But Mr Ferrar defended the industry, saying that it complied with regulations, including consumer protection measures and providing adequate information for players to make informed decisions.
"For decades the industry has worked with venues, government and communities to implement measures that you won't see outside of Australia," he said.
Pokies info should 'fairly represent' odds
Maurice Blackburn's head of social justice,
Jennifer Kanis, said Ms Guy was not seeking damages from the industry, but rather wanted to shine a light on the industry's practices.
"Firstly, what you see is not what you get when you play a poker machine. You see five reels spinning, you think that they are all the same size, but in fact the fifth reel is much larger than the first four. This dramatically decreases your chances of winning," Ms Kanis said.
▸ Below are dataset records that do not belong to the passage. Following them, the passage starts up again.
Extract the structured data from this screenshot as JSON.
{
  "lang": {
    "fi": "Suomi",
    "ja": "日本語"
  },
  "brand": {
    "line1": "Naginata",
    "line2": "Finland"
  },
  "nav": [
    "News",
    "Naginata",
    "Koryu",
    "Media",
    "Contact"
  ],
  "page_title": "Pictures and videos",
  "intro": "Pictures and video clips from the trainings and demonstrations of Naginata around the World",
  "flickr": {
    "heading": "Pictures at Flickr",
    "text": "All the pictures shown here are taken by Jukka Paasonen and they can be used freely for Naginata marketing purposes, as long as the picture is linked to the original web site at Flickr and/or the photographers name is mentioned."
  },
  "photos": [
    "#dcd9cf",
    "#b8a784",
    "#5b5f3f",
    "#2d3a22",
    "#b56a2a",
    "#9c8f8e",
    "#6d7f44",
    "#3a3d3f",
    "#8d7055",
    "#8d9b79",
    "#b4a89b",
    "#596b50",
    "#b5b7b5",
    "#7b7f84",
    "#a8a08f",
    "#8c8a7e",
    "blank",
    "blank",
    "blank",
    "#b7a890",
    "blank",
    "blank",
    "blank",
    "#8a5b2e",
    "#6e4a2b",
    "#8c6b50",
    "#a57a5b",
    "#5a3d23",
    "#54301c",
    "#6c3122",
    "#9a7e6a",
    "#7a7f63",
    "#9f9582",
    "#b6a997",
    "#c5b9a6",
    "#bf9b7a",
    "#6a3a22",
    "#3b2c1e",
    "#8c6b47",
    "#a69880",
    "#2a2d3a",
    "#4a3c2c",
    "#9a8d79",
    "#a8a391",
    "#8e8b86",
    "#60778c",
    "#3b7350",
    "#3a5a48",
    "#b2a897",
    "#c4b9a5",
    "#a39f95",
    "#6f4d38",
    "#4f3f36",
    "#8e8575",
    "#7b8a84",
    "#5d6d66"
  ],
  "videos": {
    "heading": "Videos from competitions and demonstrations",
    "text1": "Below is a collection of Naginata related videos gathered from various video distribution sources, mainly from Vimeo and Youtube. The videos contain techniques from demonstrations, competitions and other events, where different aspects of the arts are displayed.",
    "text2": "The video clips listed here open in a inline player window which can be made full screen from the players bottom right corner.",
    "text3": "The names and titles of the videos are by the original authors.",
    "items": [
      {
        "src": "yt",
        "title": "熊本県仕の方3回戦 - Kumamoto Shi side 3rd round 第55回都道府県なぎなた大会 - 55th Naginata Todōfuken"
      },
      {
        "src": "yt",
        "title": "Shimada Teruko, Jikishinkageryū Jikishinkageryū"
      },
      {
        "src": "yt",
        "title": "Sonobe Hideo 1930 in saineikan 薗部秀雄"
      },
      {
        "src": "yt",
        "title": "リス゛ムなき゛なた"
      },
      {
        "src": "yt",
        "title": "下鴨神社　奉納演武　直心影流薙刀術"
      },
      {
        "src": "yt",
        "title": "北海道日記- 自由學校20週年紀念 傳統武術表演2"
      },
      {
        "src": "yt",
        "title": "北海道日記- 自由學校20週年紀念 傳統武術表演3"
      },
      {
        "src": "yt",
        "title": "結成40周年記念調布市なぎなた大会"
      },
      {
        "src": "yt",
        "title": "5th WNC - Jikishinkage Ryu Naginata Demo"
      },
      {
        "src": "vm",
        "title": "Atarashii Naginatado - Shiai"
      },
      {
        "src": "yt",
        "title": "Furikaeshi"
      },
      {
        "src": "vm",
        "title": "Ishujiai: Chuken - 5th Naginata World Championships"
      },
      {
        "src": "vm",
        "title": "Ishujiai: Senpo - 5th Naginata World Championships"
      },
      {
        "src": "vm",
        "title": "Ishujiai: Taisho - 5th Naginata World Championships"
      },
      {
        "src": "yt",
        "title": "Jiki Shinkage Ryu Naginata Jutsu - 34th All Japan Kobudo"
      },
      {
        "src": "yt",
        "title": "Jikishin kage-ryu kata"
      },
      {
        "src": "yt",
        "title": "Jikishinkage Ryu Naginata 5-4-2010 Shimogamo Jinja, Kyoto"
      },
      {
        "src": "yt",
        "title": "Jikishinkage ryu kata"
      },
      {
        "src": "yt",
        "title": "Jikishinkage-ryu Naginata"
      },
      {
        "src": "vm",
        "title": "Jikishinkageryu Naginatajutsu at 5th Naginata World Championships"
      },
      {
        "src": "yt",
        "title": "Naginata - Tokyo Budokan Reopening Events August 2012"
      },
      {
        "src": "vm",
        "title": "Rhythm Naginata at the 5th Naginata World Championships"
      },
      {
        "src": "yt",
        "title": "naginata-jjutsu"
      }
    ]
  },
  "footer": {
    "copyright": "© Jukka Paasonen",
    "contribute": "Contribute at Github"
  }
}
"Secondly, it appears that the symbols are evenly distributed on the reels as they spin. In fact, those symbols are not evenly distributed."
Mr Gray told the court that claims by Crown that gamblers can expect a return of 87 per cent of their wager is misleading.
He said the figures were calculated over the course of more than 35 million spins of poker machines and did not accurately reflect a session of play by an individual gambler.
"It's very risky and very dangerous for gamblers to think it's not really too bad if I come away with 87 per cent," he said.
"The house is always winning in the very long run.
"That 87 per cent is returned [to gamblers] in a highly theoretical sense."
Ms Kanis said poker machines were designed to give the feeling of a win, even when a player was losing money.
"You might bet $10 on a spin and get a return of $2, you get the lights and sounds of a win, when in fact you've lost $8," she said.
Maurice Blackburn, which is acting pro bono, said it was not bringing the case in the hope that poker machines would be banned, but wanted poker machines on the market to offer "fair representation" of a player's chances of winning.
"Our view that this case will have ramifications across the industry and across other machines."
Aristocrat and Crown deny the allegations.
The trial is set down for three weeks.